“We were always bullied by the other children who didn’t have to work. But for me and my brothers the mines were the school of life. We learnt respect for others, a sense of responsibility and solidarity and most importantly we got status in our family from bringing in a wage”
Fighting for the right to work
Ccoa Mamani is now the Peruvian representative for the Latin American organisation NATS (Children and Adolescent workers) where on behalf of 14,000 child members he lobbies for better working conditions.
While he would not want anyone -young or adult - to have to work in the mines, he believes in the regulation not eradication of child labour. In 2001, the Mayor of Lima, set up a pilot project whereby children were paid for 8 hours work as shoe cleaners and sweet sellers but only worked in the mornings and went to school in the afternoons.
Limiting the age of child labourers
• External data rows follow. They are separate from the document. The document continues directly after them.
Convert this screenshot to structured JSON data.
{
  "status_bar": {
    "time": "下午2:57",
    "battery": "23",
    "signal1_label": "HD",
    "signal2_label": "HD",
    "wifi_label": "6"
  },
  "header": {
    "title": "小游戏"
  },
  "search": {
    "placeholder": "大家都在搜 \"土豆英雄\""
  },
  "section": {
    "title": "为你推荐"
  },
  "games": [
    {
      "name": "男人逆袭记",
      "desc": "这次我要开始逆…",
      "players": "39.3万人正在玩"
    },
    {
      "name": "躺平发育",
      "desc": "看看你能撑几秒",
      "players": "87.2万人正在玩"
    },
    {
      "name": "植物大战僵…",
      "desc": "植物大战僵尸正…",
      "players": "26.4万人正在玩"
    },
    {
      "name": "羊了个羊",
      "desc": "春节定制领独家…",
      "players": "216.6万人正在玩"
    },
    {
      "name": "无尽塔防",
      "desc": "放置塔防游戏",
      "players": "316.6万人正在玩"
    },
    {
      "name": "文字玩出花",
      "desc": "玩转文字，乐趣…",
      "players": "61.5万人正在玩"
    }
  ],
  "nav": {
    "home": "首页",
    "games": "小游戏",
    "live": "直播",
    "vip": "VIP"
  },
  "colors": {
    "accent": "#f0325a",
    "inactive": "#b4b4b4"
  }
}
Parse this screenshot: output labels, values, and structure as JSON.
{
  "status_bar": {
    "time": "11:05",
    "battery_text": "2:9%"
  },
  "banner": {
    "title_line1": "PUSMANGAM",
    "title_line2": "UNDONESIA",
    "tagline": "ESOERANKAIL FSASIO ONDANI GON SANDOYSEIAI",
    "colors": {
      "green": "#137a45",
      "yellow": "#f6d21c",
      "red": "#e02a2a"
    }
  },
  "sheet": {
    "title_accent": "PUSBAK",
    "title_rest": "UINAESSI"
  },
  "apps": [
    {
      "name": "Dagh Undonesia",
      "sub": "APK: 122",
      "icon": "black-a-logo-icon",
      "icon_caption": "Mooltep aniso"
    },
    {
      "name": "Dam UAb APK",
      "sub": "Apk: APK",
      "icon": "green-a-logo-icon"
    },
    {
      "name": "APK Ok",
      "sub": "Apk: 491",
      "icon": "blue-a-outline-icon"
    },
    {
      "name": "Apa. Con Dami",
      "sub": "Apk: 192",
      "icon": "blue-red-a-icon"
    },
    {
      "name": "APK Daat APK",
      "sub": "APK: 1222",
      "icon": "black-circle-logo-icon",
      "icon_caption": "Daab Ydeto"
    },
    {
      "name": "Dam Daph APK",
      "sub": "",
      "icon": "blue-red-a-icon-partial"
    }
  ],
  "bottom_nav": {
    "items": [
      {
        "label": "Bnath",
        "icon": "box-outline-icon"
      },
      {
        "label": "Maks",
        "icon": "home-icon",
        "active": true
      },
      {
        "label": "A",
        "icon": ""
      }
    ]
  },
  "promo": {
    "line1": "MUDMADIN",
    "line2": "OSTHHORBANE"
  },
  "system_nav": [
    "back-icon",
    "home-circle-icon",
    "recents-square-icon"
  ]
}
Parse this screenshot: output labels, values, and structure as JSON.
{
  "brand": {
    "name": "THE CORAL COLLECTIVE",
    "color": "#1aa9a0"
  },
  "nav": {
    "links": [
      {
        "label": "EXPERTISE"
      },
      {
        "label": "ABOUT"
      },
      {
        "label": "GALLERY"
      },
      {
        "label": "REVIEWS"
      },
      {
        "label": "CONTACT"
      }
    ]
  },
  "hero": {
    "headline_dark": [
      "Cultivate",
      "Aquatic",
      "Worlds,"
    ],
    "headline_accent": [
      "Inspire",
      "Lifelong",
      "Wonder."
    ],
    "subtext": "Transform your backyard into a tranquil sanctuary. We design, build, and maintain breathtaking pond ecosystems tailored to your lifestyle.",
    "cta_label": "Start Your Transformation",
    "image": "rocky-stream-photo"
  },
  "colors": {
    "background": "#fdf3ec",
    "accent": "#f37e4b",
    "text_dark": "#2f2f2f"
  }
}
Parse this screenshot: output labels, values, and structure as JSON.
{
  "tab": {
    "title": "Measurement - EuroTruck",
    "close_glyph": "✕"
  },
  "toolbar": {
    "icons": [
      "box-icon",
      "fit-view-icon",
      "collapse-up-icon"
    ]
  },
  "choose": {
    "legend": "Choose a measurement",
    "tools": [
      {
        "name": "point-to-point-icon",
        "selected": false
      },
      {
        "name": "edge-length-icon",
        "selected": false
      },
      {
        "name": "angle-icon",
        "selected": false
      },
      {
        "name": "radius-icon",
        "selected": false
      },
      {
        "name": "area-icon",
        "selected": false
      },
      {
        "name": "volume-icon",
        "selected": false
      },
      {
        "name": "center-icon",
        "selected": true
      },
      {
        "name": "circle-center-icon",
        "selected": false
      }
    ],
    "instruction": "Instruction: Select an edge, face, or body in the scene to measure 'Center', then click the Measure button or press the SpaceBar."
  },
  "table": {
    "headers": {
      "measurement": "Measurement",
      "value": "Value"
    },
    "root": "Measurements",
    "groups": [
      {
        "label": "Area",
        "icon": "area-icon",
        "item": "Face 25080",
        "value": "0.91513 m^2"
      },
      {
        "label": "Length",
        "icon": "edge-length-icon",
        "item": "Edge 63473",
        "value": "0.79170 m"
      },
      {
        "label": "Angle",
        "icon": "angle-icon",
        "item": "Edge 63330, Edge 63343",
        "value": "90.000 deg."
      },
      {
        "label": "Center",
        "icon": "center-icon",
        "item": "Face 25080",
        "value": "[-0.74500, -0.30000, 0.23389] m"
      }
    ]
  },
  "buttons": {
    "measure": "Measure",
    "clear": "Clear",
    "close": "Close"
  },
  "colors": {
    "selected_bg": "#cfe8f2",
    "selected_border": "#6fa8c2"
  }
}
International organisations such as ILO, UNICEF and Human Rights Watch remain sceptical. “It is impossible for children below a certain age to manage to go to school and work,” asserts Zaima Coursen-Neff, researcher on children’s rights at Human Rights Watch. “They are often so tired that they risk having an accident at work” she added at a public debate at the International Human Rights Festival where “The Devil’s Miner” about child labour in the mines of Bolivia is being shown.
The International Conventions on child labour set 12 as the acceptable minimum age for light work and 15 for everything else except dangerous work such as mining.
Imposition of western values
However Ccoa Mamani believes these age limits are “subjective” and imposed according to western standards. “A child of 14 in Peru is not the same as a fourteen year old in Switzerland”, he argues. “These international organisations should stop imposing their western values on the developing world”
He argues that poor governments take too much notice of organisations such as ILO and UNICEF when drafting legislation and fail to consult the child labourers themselves.
A recent law in Peru banned children from hawking their wares on the streets, however this, according to Ccoa Mamani, has left them with little alternative but to turn to a life of crime.
“If you ban child labour, you certainly have to provide alternatives” says Joost Kooijmans, legal officer for the ILO programme on the Elimination of Child Labour. “In many of our projects we try to do this by for example paying for a child’s school books and uniforms”
According to the ILO, 246 million children work worldwide and one in eight of them are working in a job that puts at risk their physical and mental health.